In an article about dramatic moments at the United Nations, the Associated Press covers up the most dramatic element of Yasir Arafat's 1974 address: that he brought a gun to the UN and delivered the address while sporting the holster. Six years ago, in contrast, AP delivered a straight account of the incident.
Almost every day brings new evidence that the New York Times has become a propaganda source, where history and current events alike are distorted and ordinary professional norms of objectivity are cast aside. A case in point is the recent "analysis" of the failed Oslo talks.
Twenty-five years after the Oslo Accords, many media outlets, and a new "documentary" from HBO, omit the reasons for their failure. Those watching the HBO film are presented with superficial history and images, with much of the real story left on the cutting room floor.

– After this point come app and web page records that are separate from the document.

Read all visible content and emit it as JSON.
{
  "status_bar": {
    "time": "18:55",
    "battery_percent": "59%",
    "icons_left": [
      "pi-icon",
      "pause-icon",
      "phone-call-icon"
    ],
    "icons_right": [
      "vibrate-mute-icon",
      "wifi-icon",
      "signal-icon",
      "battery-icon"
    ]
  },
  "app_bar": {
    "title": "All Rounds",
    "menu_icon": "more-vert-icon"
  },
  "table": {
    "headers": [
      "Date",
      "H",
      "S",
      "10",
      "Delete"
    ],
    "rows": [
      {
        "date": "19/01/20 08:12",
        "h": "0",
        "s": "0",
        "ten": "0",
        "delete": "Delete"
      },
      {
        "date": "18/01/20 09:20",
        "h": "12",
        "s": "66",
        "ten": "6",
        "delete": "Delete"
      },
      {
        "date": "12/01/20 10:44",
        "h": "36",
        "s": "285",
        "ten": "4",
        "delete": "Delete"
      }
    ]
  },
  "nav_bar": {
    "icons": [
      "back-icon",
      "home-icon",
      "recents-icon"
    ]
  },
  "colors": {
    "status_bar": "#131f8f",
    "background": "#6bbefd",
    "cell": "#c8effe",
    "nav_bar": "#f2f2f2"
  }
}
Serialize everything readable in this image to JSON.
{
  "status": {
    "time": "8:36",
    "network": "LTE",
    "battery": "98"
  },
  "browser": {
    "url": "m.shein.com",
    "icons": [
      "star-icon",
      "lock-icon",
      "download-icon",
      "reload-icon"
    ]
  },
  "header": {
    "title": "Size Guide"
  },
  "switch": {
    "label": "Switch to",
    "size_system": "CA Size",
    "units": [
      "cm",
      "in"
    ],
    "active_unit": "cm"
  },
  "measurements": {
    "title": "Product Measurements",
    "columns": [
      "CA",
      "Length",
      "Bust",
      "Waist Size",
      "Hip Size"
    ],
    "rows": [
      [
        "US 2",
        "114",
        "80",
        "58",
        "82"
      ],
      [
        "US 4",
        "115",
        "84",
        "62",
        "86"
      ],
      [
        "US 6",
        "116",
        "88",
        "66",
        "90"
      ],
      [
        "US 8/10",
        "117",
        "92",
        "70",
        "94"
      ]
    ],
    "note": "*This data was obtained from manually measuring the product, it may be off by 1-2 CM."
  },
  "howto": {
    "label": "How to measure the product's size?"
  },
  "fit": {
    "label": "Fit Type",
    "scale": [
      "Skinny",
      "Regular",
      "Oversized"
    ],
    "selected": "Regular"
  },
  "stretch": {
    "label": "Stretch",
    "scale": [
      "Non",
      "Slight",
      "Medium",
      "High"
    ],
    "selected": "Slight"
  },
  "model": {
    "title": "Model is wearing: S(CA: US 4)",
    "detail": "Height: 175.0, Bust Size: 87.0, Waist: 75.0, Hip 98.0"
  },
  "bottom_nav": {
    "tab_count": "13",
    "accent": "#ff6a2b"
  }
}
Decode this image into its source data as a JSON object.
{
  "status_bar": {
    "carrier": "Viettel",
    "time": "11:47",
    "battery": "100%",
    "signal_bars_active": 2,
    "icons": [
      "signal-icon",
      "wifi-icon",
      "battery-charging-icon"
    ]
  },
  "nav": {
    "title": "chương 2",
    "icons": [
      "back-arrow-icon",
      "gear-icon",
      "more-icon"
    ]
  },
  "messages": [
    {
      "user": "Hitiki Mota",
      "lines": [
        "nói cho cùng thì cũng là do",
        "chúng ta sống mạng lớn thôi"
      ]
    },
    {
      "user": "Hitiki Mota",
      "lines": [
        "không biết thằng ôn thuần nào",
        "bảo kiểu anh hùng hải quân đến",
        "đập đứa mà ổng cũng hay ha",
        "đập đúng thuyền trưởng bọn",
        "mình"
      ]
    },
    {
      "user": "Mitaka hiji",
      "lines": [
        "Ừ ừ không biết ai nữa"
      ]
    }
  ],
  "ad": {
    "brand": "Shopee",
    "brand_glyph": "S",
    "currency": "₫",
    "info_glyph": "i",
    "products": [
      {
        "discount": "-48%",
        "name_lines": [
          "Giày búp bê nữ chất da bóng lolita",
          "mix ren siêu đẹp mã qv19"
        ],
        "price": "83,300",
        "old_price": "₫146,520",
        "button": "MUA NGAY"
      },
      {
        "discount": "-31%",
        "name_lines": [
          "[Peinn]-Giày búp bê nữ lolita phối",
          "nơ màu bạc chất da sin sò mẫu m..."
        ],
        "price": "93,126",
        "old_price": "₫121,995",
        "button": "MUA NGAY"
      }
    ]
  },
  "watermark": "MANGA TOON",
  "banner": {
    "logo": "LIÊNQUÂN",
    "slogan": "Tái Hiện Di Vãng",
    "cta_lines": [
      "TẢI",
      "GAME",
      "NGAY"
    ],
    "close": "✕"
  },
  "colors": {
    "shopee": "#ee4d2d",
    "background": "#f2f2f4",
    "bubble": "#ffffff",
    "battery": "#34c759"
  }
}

His portrayal of an oppressive Israeli army mowing down peaceful civilian demonstrators at Israel’s border with the Gaza Strip is at odds with the evidence.
The AP purports to set the record straight on statements by David Friedman to the Senate Foreign Relations Committee during his confirmation hearings for ambassadorship to Israel. But the AP "fact-checker" counters Friedman's fully accurate facts with misleading half-truths.
Reporting on Israel's Jerusalem Day and diplomacy, The Washington Post served ‘Swiss cheese journalism' to readers—too many holes, not enough substance.
As Hebrew social media memes skewer Haaretz's distorted English translations, publisher Amos Schocken and editor Aluf Benn are on the defensive. Meanwhile, CAMERA today catches the latest "Haaretz, Lost in Translation." Avi Dichter ordered Yasser Arafat's assassination, according to Haaretz in English.
The latest untold story...
The Boston Globe and columnist H.D.S. Greenway have corrected the erroneous claim that Palestinian leader Yasir Arafat died while in a bunker under Israeli siege.
As Mike Wallace nears retirement, virtually all the retrospectives so far on his 43-year career at CBS News recall his reputation for tough interviews and the ability to get the story. The reputation may be deserved, in general, but at least one subject has tripped up the "60 Minutes" veteran continually over the years — Israel.